## Work to complete
Copy every entry exactly.

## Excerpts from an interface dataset
* * *

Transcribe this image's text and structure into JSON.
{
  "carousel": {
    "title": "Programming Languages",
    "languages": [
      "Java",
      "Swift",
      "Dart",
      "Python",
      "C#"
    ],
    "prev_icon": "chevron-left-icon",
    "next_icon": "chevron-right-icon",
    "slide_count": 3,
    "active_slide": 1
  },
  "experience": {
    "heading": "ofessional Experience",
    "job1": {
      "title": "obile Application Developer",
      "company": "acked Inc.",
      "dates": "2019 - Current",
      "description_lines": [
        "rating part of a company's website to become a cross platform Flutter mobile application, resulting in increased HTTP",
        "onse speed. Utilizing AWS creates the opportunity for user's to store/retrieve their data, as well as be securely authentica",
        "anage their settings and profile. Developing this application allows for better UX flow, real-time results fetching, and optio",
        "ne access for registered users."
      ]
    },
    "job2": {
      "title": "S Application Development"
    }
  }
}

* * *

## Answer space
Transcribe this image's text and structure into JSON.
{
  "carousel": {
    "title": "Programming Languages",
    "languages": [
      "Java",
      "Swift",
      "Dart",
      "Python",
      "C#"
    ],
    "prev_icon": "chevron-left-icon",
    "next_icon": "chevron-right-icon",
    "slide_count": 3,
    "active_slide": 1
  },
  "experience": {
    "heading": "ofessional Experience",
    "job1": {
      "title": "obile Application Developer",
      "company": "acked Inc.",
      "dates": "2019 - Current",
      "description_lines": [
        "rating part of a company's website to become a cross platform Flutter mobile application, resulting in increased HTTP",
        "onse speed. Utilizing AWS creates the opportunity for user's to store/retrieve their data, as well as be securely authentica",
        "anage their settings and profile. Developing this application allows for better UX flow, real-time results fetching, and optio",
        "ne access for registered users."
      ]
    },
    "job2": {
      "title": "S Application Development"
    }
  }
}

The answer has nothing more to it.